How to Find a Good Sportsbook


A sportsbook is a place where people can place wagers on different sports events. These betting shops offer a wide range of betting options, from football to hockey. Some of them also offer wagers on non-sports events, such as politics and fantasy sports. A good sportsbook will have clearly labeled odds and lines that bettors can take a look at before placing their bets.

While some states have legalized sportsbooks, others are still deciding whether or not to do so. Many of them are worried about attracting criminals and losing tax revenue. Despite these concerns, a sportsbook can be a profitable business if it is run responsibly.

The number of sporting events that a sportsbook offers is one of the main factors to consider when choosing a site. In addition, check to see if the site accepts multiple currencies and has a variety of payment methods. In addition, it is important to find out how long it will take to receive your winnings. Some sites have instant payouts while others may require a few days for withdrawals.

Online sportsbooks handle their action through a proprietary software platform, which is custom designed by the company or bookie. While some companies design their own software, most rely on a vendor to provide the system. Regardless, the platforms must be user-friendly and easy to navigate. They should also be mobile-friendly so that bettors can use them on the go.

In order to make money, sportsbooks have to get a large share of bets on each side of the market. They do this by setting odds based on the probability of an event occurring, allowing bettors to place bets based on their opinion of the outcome. If a bet is expected to lose, the sportsbook will set a higher risk/reward ratio, and bettors will have a better chance of making a profit.

Another factor that influences the odds is where a game is being played. Some teams are more effective at home while others struggle on the road. The sportsbook will adjust the point spread and moneyline odds to account for this. Finally, the sportsbook must factor in the house edge, which is a fee charged to bettors to cover their operating costs.
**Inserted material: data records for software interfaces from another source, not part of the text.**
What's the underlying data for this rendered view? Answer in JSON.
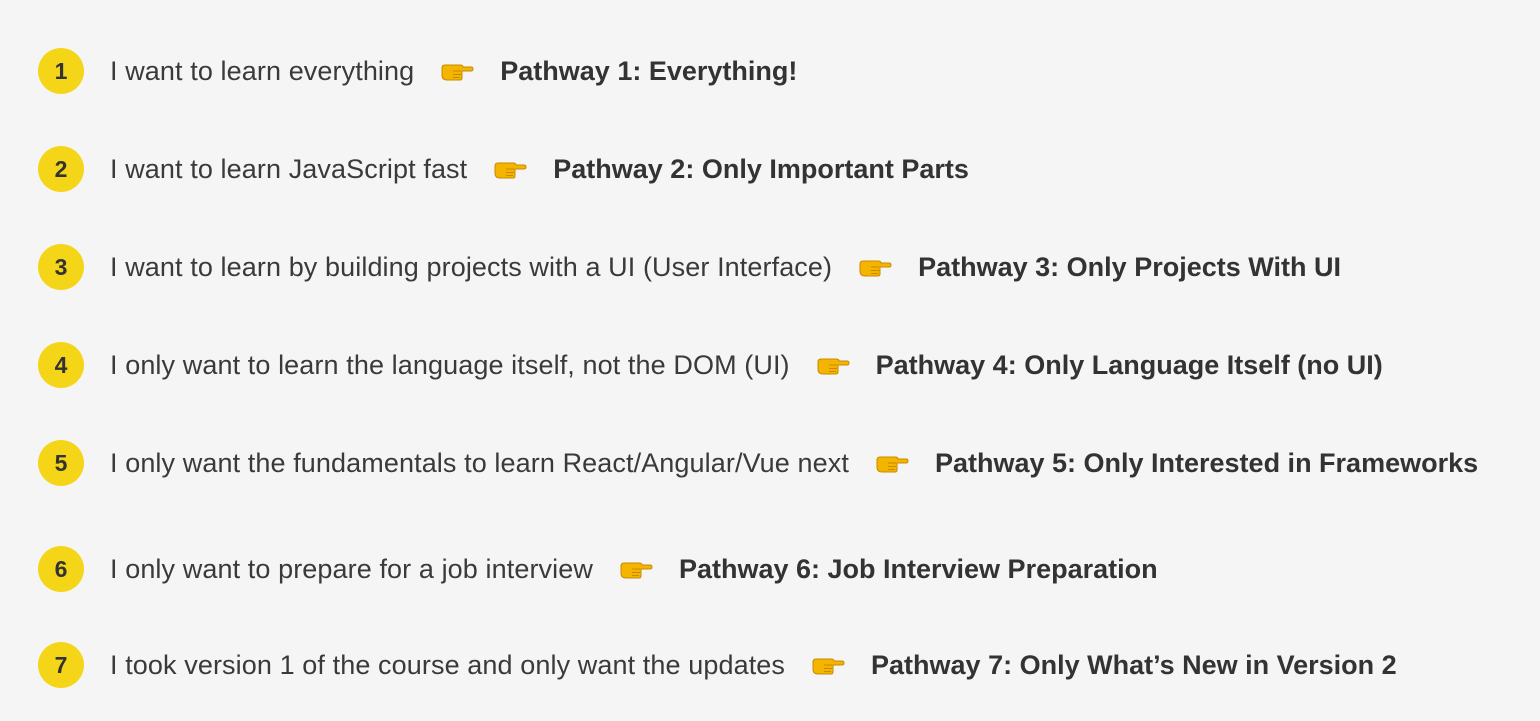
{
  "colors": {
    "background": "#f5f5f5",
    "badge": "#f5d518",
    "text": "#333333",
    "pointer": "#f4b400"
  },
  "icon": "backhand-index-pointing-right-icon",
  "items": [
    {
      "number": "1",
      "description": "I want to learn everything",
      "pathway": "Pathway 1: Everything!"
    },
    {
      "number": "2",
      "description": "I want to learn JavaScript fast",
      "pathway": "Pathway 2: Only Important Parts"
    },
    {
      "number": "3",
      "description": "I want to learn by building projects with a UI (User Interface)",
      "pathway": "Pathway 3: Only Projects With UI"
    },
    {
      "number": "4",
      "description": "I only want to learn the language itself, not the DOM (UI)",
      "pathway": "Pathway 4: Only Language Itself (no UI)"
    },
    {
      "number": "5",
      "description": "I only want the fundamentals to learn React/Angular/Vue next",
      "pathway": "Pathway 5: Only Interested in Frameworks"
    },
    {
      "number": "6",
      "description": "I only want to prepare for a job interview",
      "pathway": "Pathway 6: Job Interview Preparation"
    },
    {
      "number": "7",
      "description": "I took version 1 of the course and only want the updates",
      "pathway": "Pathway 7: Only What’s New in Version 2"
    }
  ]
}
Sharp bettors know that if they want to maximize their profits, they must shop around for the best lines. This is a simple money-management trick that can pay off big over the long haul. However, it is important to note that sportsbooks continue to push the envelope by posting their lines earlier and earlier each week. It used to be that overnight lines were posted after the previous day’s games, but now they are often up on Monday or Tuesday at some sportsbooks. This creates a more challenging attack surface for sharp bettors.